Same with Hamlet, says Veet.

Long pause. I rattle the ice in my coke. The plastic cup is so thin I can feel the ice bump against my fingers. I can hear the people behind us talking and laughing. Guess I tuned it out before. I turn back to Veet.

Well, its interesting to hear mysticism isn’t what I thought. Don’t get trapped by the words, keep connected to the physical world. Thats cool. But then, so what ? This doesn’t seem deep. Clear some clutter from your mind and its kinda obvious.

Exactly, says Veet.

The sun is coming through the window. The light of day is like a block of glass. Everything is the same as before.


UKIDSS marches on

March 2, 2007

Yesterday saw the second data release (DR2) of the UKIRT Infrared Deep Sky Survey (UKIDSS), the biggest infrared sky survey so far. The UKIDSS home page is here, but you get the data from the WFCAM Science Archive (WSA).

I am the PI of the survey, but lots of other people do more work than me – especially Survey Scientist Steve Warren, who is the lynchpin of the whole thing, and Nigel Hambly, who masterminds the WSA. Nige is the one who has been losing sleep getting ready for the release..
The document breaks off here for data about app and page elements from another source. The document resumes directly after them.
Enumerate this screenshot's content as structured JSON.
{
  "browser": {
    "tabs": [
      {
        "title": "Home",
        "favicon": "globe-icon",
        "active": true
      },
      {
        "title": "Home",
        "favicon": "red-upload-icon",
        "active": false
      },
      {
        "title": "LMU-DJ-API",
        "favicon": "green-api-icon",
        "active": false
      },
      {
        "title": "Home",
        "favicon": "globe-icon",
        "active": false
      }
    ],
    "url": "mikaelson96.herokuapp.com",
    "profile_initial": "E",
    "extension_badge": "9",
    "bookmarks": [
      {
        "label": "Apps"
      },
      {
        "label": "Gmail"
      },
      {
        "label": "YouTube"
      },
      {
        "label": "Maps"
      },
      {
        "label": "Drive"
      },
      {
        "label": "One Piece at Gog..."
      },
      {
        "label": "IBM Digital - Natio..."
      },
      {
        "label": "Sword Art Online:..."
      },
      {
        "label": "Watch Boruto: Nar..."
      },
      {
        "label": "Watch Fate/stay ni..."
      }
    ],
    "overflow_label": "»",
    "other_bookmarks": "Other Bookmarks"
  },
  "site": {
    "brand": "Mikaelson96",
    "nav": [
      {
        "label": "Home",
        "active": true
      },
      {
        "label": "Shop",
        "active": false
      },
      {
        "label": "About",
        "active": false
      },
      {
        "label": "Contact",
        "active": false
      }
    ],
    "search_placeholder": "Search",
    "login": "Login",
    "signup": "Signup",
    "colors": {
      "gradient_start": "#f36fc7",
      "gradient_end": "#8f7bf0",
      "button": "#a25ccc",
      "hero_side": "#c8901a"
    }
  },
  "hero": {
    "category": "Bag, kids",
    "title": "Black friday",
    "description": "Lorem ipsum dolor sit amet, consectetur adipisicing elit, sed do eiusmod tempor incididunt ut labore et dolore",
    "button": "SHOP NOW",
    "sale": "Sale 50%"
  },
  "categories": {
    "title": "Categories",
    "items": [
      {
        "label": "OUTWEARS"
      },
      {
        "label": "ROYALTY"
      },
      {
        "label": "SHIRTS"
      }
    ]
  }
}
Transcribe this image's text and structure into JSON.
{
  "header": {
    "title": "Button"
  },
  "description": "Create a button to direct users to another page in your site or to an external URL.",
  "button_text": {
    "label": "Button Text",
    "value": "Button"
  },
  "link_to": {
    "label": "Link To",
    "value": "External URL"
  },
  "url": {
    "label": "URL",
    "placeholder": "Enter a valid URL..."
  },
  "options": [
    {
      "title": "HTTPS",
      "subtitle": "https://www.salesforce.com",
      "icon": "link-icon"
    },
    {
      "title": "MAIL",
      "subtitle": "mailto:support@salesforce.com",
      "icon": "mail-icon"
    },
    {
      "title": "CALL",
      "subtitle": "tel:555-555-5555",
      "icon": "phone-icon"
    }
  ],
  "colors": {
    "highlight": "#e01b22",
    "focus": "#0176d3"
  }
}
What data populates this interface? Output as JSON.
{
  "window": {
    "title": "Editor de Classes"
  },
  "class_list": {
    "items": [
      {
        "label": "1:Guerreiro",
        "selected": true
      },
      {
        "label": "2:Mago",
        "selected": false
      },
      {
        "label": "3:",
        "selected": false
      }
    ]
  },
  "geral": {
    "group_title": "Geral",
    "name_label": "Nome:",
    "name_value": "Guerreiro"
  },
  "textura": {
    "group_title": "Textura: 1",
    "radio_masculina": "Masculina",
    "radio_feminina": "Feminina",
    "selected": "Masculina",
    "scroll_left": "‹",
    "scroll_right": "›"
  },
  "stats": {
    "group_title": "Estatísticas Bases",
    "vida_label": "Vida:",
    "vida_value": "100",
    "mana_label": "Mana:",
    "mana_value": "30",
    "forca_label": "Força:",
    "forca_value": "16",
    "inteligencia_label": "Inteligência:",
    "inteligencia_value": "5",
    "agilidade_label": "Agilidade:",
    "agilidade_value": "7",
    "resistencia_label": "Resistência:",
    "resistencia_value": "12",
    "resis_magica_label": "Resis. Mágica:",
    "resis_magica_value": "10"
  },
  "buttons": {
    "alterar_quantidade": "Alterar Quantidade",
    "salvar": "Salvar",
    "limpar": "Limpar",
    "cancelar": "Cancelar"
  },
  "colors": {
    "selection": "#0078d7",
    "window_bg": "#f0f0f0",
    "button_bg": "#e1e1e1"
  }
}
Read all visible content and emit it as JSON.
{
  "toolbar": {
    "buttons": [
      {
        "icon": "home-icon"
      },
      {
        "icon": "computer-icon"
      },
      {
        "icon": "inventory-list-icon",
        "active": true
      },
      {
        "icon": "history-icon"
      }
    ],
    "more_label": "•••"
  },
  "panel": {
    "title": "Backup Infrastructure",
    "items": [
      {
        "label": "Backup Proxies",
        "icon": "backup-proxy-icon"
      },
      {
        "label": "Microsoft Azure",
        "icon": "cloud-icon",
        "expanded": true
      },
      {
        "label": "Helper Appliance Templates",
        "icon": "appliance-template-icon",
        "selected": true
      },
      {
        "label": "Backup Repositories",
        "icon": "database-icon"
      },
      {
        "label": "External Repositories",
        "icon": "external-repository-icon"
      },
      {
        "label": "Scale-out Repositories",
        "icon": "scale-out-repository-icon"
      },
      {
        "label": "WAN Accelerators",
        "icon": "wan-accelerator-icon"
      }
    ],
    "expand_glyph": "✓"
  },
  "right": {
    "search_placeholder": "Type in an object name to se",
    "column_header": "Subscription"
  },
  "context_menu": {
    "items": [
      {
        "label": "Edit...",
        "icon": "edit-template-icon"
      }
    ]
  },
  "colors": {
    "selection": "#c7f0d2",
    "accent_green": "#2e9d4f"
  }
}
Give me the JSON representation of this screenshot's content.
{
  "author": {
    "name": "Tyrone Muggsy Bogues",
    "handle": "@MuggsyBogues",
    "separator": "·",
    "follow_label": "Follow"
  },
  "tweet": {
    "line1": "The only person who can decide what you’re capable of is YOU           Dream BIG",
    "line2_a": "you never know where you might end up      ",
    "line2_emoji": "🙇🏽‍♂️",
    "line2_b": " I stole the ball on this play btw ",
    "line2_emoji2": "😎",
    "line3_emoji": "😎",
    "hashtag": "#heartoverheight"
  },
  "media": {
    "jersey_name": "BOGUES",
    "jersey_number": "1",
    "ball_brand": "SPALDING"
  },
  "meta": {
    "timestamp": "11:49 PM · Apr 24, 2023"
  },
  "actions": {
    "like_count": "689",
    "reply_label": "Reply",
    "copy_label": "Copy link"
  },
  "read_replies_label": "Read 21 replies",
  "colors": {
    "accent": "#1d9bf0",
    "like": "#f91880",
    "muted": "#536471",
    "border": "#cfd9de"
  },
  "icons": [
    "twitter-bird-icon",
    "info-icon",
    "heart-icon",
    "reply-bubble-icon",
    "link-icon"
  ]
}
This event put me in mind of a strange day a year back when I went out to Hawaii to do a UKIDSS observing run, and got stuck into a five hour conversation about science and religion. I would have expected this to irk me, but in fact it was fascinating .. I will try to write this up over the weekend…